This first full-length psychobiographical study of Stevenson follows the trajectory of his life, all while highlighting how key memories and conflicts within his personality shaped the narrative structure and themes of some of his most celebrated works, including: Treasure Island, (The) Strange Caseof Dr. Jekyll and Mr. Hyde, A Child's Garden of Verses, and Kidnapped. Stevenson's relationships to his parents, his wife Fanny, and circle of intimate friends also play a prominent role in this investigation of his emerging identity and artistic body of work.
Drawing on Stevenson's own treasure trove of personal correspondence, memoirs, essays, novels, stories and poems, as well as historical documents, biographies, and critical studies, Singer utilizes his background as a clinical psychologist and researcher in personality science to provide new and informative insights into the great writer's psychological development. In doing so, he helps to unlock the mystery of how a sickly youth confined to the "land of the counterpane" grew up to become the author of some of the world's most beloved and enduring works of adventure and fantasy.

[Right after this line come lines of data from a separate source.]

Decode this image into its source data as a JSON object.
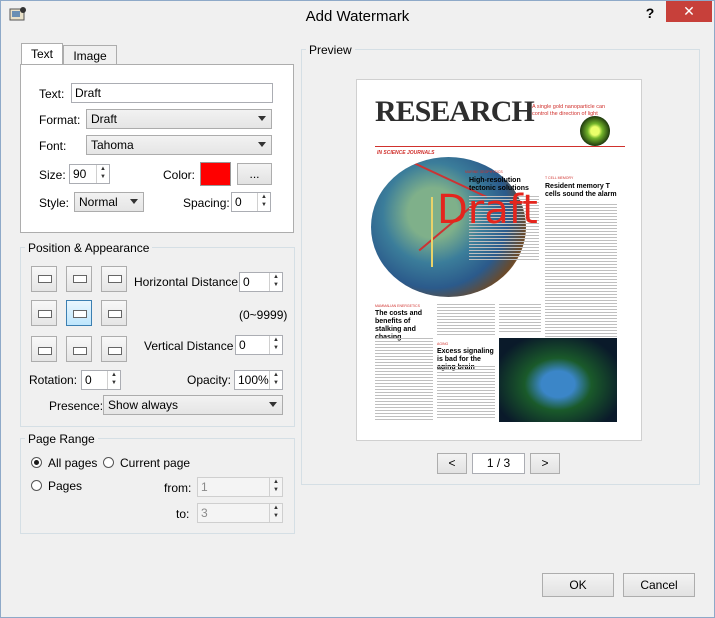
{
  "window": {
    "title": "Add Watermark",
    "help_label": "?",
    "close_label": "✕"
  },
  "tabs": [
    {
      "label": "Text",
      "active": true
    },
    {
      "label": "Image",
      "active": false
    }
  ],
  "text_tab": {
    "text_label": "Text:",
    "text_value": "Draft",
    "format_label": "Format:",
    "format_value": "Draft",
    "font_label": "Font:",
    "font_value": "Tahoma",
    "size_label": "Size:",
    "size_value": "90",
    "color_label": "Color:",
    "color_value": "#ff0000",
    "color_more_label": "...",
    "style_label": "Style:",
    "style_value": "Normal",
    "spacing_label": "Spacing:",
    "spacing_value": "0"
  },
  "position": {
    "group_label": "Position & Appearance",
    "horizontal_label": "Horizontal Distance :",
    "horizontal_value": "0",
    "range_hint": "(0~9999)",
    "vertical_label": "Vertical Distance :",
    "vertical_value": "0",
    "rotation_label": "Rotation:",
    "rotation_value": "0",
    "opacity_label": "Opacity:",
    "opacity_value": "100%",
    "presence_label": "Presence:",
    "presence_value": "Show always",
    "selected_cell": 4
  },
  "page_range": {
    "group_label": "Page Range",
    "all_pages_label": "All pages",
    "current_page_label": "Current page",
    "pages_label": "Pages",
    "from_label": "from:",
    "from_value": "1",
    "to_label": "to:",
    "to_value": "3",
    "selected": "all"
  },
  "preview": {
    "group_label": "Preview",
    "watermark_text": "Draft",
    "prev_label": "<",
    "page_indicator": "1 / 3",
    "next_label": ">",
    "doc": {
      "masthead": "RESEARCH",
      "tagline": "A single gold nanoparticle can control the direction of light",
      "section": "IN SCIENCE JOURNALS",
      "headline1": "High-resolution tectonic solutions",
      "headline2": "Resident memory T cells sound the alarm",
      "headline3": "The costs and benefits of stalking and chasing",
      "headline4": "Excess signaling is bad for the aging brain",
      "kicker1": "MARINE GEOPHYSICS",
      "kicker2": "T CELL MEMORY",
      "kicker3": "MAMMALIAN ENERGETICS",
      "kicker4": "AGING"
    }
  },
  "buttons": {
    "ok_label": "OK",
    "cancel_label": "Cancel"
  },
  "colors": {
    "watermark": "#e4251d",
    "accent_red": "#d0312d"
  }
}
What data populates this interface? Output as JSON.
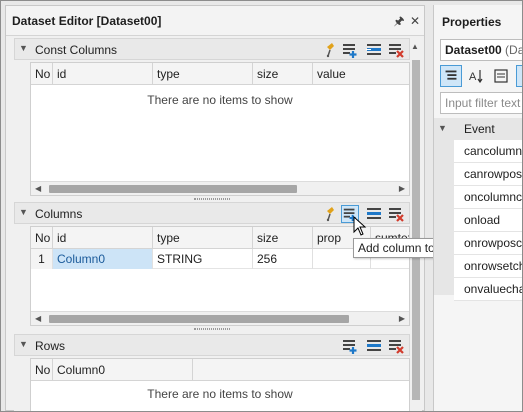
{
  "editor": {
    "title": "Dataset Editor [Dataset00]",
    "pin_glyph": "🖈",
    "close_glyph": "✕"
  },
  "const_columns": {
    "title": "Const Columns",
    "headers": [
      "No",
      "id",
      "type",
      "size",
      "value"
    ],
    "empty_message": "There are no items to show"
  },
  "columns": {
    "title": "Columns",
    "headers": [
      "No",
      "id",
      "type",
      "size",
      "prop",
      "sumtext"
    ],
    "rows": [
      {
        "no": "1",
        "id": "Column0",
        "type": "STRING",
        "size": "256",
        "prop": "",
        "sumtext": ""
      }
    ]
  },
  "rows": {
    "title": "Rows",
    "headers": [
      "No",
      "Column0"
    ],
    "empty_message": "There are no items to show"
  },
  "tooltip": {
    "text": "Add column to the dataset"
  },
  "properties": {
    "title": "Properties",
    "target_name": "Dataset00",
    "target_type": "(Da",
    "filter_placeholder": "Input filter text",
    "category": "Event",
    "items": [
      "cancolumnchange",
      "canrowposchange",
      "oncolumnchanged",
      "onload",
      "onrowposchanged",
      "onrowsetchanged",
      "onvaluechanged"
    ]
  },
  "colors": {
    "selected_cell": "#cde4f7",
    "active_button_border": "#4a9bd6",
    "add_icon_blue": "#1e78c8",
    "delete_icon_red": "#d23c2d",
    "filter_icon_yellow": "#e1a21a"
  }
}
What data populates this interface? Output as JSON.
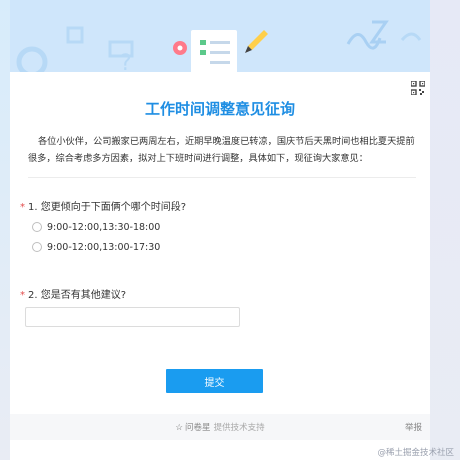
{
  "survey": {
    "title": "工作时间调整意见征询",
    "intro": "各位小伙伴，公司搬家已两周左右，近期早晚温度已转凉，国庆节后天黑时间也相比夏天提前很多，综合考虑多方因素，拟对上下班时间进行调整，具体如下，现征询大家意见："
  },
  "questions": [
    {
      "required_mark": "*",
      "label": "1. 您更倾向于下面俩个哪个时间段?",
      "options": [
        "9:00-12:00,13:30-18:00",
        "9:00-12:00,13:00-17:30"
      ]
    },
    {
      "required_mark": "*",
      "label": "2. 您是否有其他建议?",
      "value": ""
    }
  ],
  "submit_label": "提交",
  "footer": {
    "brand": "问卷星",
    "support": "提供技术支持",
    "report": "举报"
  },
  "watermark": "@稀土掘金技术社区",
  "colors": {
    "accent": "#1a9cf0",
    "title": "#1f8ee3",
    "required": "#e34d4d",
    "banner": "#cfe6fb"
  }
}
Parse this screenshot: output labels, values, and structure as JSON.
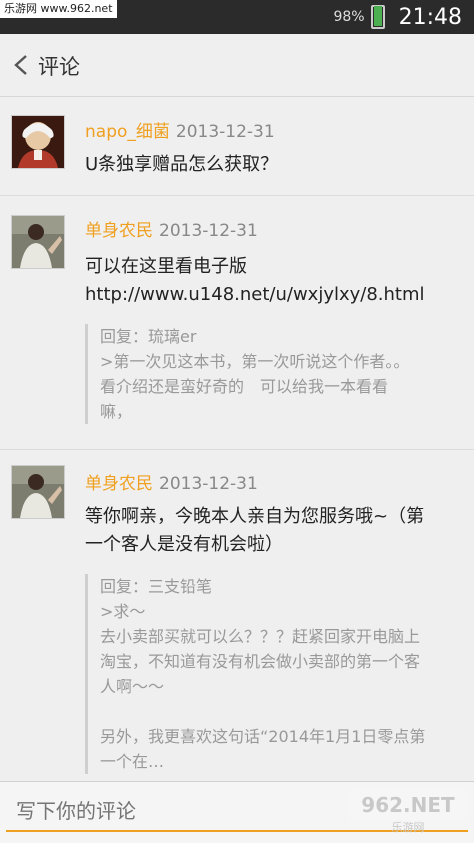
{
  "status_bar": {
    "watermark": "乐游网 www.962.net",
    "battery_percent": "98%",
    "battery_level": 0.98,
    "time": "21:48",
    "battery_color": "#4caf50"
  },
  "header": {
    "back_icon": "chevron-left-icon",
    "title": "评论"
  },
  "comments": [
    {
      "username": "napo_细菌",
      "date": "2013-12-31",
      "text_lines": [
        "U条独享赠品怎么获取？"
      ]
    },
    {
      "username": "单身农民",
      "date": "2013-12-31",
      "text_lines": [
        "可以在这里看电子版",
        "http://www.u148.net/u/wxjylxy/8.html"
      ],
      "quote_lines": [
        "回复：琉璃er",
        ">第一次见这本书，第一次听说这个作者。。",
        "  看介绍还是蛮好奇的　可以给我一本看看",
        "嘛，"
      ]
    },
    {
      "username": "单身农民",
      "date": "2013-12-31",
      "text_lines": [
        "等你啊亲，今晚本人亲自为您服务哦~（第",
        "一个客人是没有机会啦）"
      ],
      "quote_lines": [
        "回复：三支铅笔",
        ">求～",
        "去小卖部买就可以么？？？赶紧回家开电脑上",
        "淘宝，不知道有没有机会做小卖部的第一个客",
        "人啊～～",
        "",
        "另外，我更喜欢这句话“2014年1月1日零点第",
        "一个在…"
      ]
    }
  ],
  "input": {
    "placeholder": "写下你的评论"
  },
  "watermark_logo": {
    "brand": "962.NET",
    "sub": "乐游网"
  },
  "colors": {
    "accent": "#f0a020",
    "background": "#efefef"
  }
}
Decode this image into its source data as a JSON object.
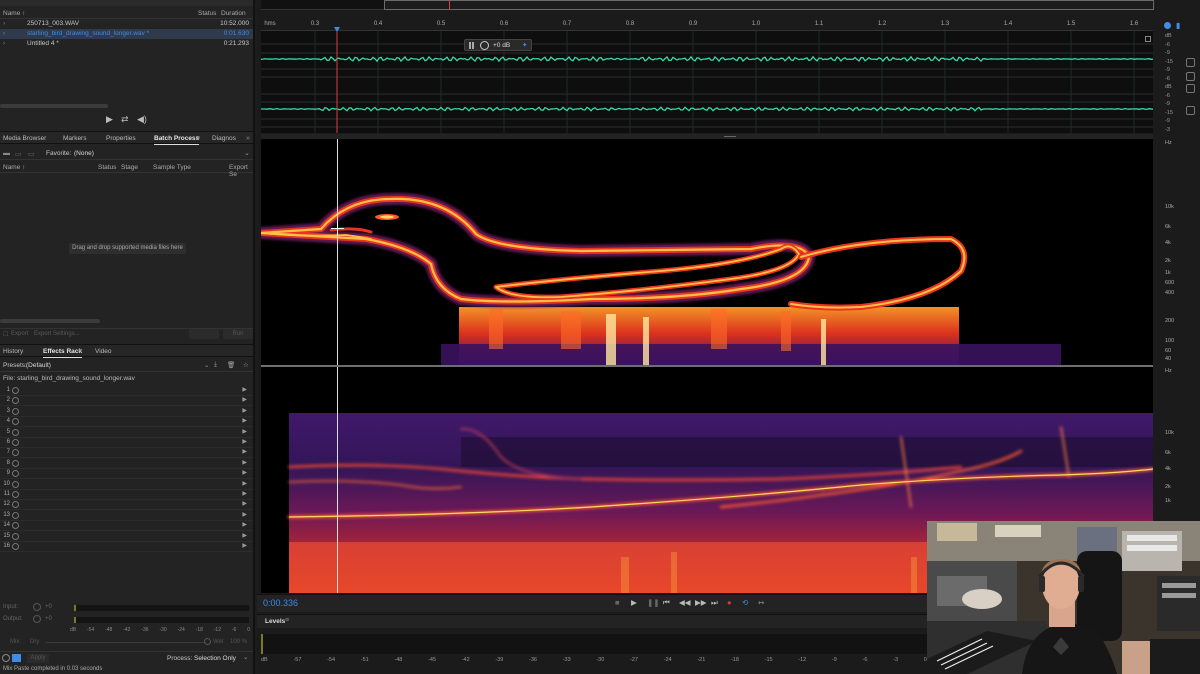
{
  "files_panel": {
    "columns": {
      "name": "Name ↑",
      "status": "Status",
      "duration": "Duration"
    },
    "files": [
      {
        "name": "250713_003.WAV",
        "duration": "10:52.000",
        "selected": false
      },
      {
        "name": "starling_bird_drawing_sound_longer.wav *",
        "duration": "0:01.630",
        "selected": true
      },
      {
        "name": "Untitled 4 *",
        "duration": "0:21.293",
        "selected": false
      }
    ]
  },
  "panel_tabs": {
    "media_browser": "Media Browser",
    "markers": "Markers",
    "properties": "Properties",
    "batch_process": "Batch Process",
    "diagnostics": "Diagnos"
  },
  "batch": {
    "favorite_label": "Favorite:",
    "favorite_value": "(None)",
    "columns": {
      "name": "Name ↑",
      "status": "Status",
      "stage": "Stage",
      "sample_type": "Sample Type",
      "export": "Export Se"
    },
    "drop_hint": "Drag and drop supported media files here",
    "footer": {
      "export": "Export",
      "export_settings": "Export Settings...",
      "run": "Run"
    }
  },
  "rack_tabs": {
    "history": "History",
    "effects_rack": "Effects Rack",
    "video": "Video"
  },
  "effects_rack": {
    "presets_label": "Presets:",
    "presets_value": "(Default)",
    "file_label": "File: starling_bird_drawing_sound_longer.wav",
    "slots": [
      "1",
      "2",
      "3",
      "4",
      "5",
      "6",
      "7",
      "8",
      "9",
      "10",
      "11",
      "12",
      "13",
      "14",
      "15",
      "16"
    ],
    "input_label": "Input:",
    "output_label": "Output:",
    "input_value": "+0",
    "output_value": "+0",
    "mix_label": "Mix:",
    "mix_mode": "Dry",
    "wet_label": "Wet",
    "wet_value": "100 %",
    "meter_scale": [
      "dB",
      "-54",
      "-48",
      "-42",
      "-36",
      "-30",
      "-24",
      "-18",
      "-12",
      "-6",
      "0"
    ],
    "bypass_label": "Apply",
    "process_label": "Process:",
    "process_value": "Selection Only"
  },
  "status_bar": {
    "message": "Mix Paste completed in 0.03 seconds"
  },
  "editor": {
    "ruler_unit": "hms",
    "ruler_ticks": [
      "0.3",
      "0.4",
      "0.5",
      "0.6",
      "0.7",
      "0.8",
      "0.9",
      "1.0",
      "1.1",
      "1.2",
      "1.3",
      "1.4",
      "1.5",
      "1.6"
    ],
    "hud_gain": "+0 dB",
    "db_scale_top": [
      "dB",
      "-6",
      "-9",
      "-15",
      "-9",
      "-6"
    ],
    "db_scale_bottom": [
      "dB",
      "-6",
      "-9",
      "-15",
      "-9",
      "-3"
    ],
    "hz_scale_top": [
      "Hz",
      "10k",
      "6k",
      "4k",
      "2k",
      "1k",
      "600",
      "400",
      "200",
      "100",
      "60",
      "40"
    ],
    "hz_scale_bottom": [
      "Hz",
      "10k",
      "6k",
      "4k",
      "2k",
      "1k"
    ],
    "timecode": "0:00.336",
    "levels_label": "Levels",
    "levels_scale": [
      "dB",
      "-57",
      "-54",
      "-51",
      "-48",
      "-45",
      "-42",
      "-39",
      "-36",
      "-33",
      "-30",
      "-27",
      "-24",
      "-21",
      "-18",
      "-15",
      "-12",
      "-9",
      "-6",
      "-3",
      "0"
    ],
    "colors": {
      "accent": "#3f8de6",
      "waveform": "#38d9a9",
      "playhead": "#e03a3a"
    }
  }
}
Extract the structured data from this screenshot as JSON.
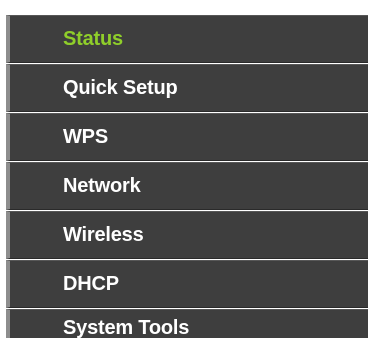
{
  "colors": {
    "menu_bg": "#3e3e3e",
    "text": "#ffffff",
    "active_text": "#8fce2a"
  },
  "menu": {
    "items": [
      {
        "label": "Status",
        "active": true
      },
      {
        "label": "Quick Setup",
        "active": false
      },
      {
        "label": "WPS",
        "active": false
      },
      {
        "label": "Network",
        "active": false
      },
      {
        "label": "Wireless",
        "active": false
      },
      {
        "label": "DHCP",
        "active": false
      },
      {
        "label": "System Tools",
        "active": false
      }
    ]
  }
}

Jefferson A. Singer is the Dean of the College and Faulk Foundation Professor of Psychology at Connecticut College. He is the author of 5 books and many articles, chapters, and reviews in the fields of personality, memory, and clinical psychology. Singer was the recipient of the Fulbright Distinguished Scholar Award, and a Social Science Research Council Award, both for research on autobiographical memory conducted in the United Kingdom. He was the 2010 recipient of the Henry Murray Award for the Study of Narrative Lives from Division 8 (Society for Personality and Social Psychology) of the American Psychological Association.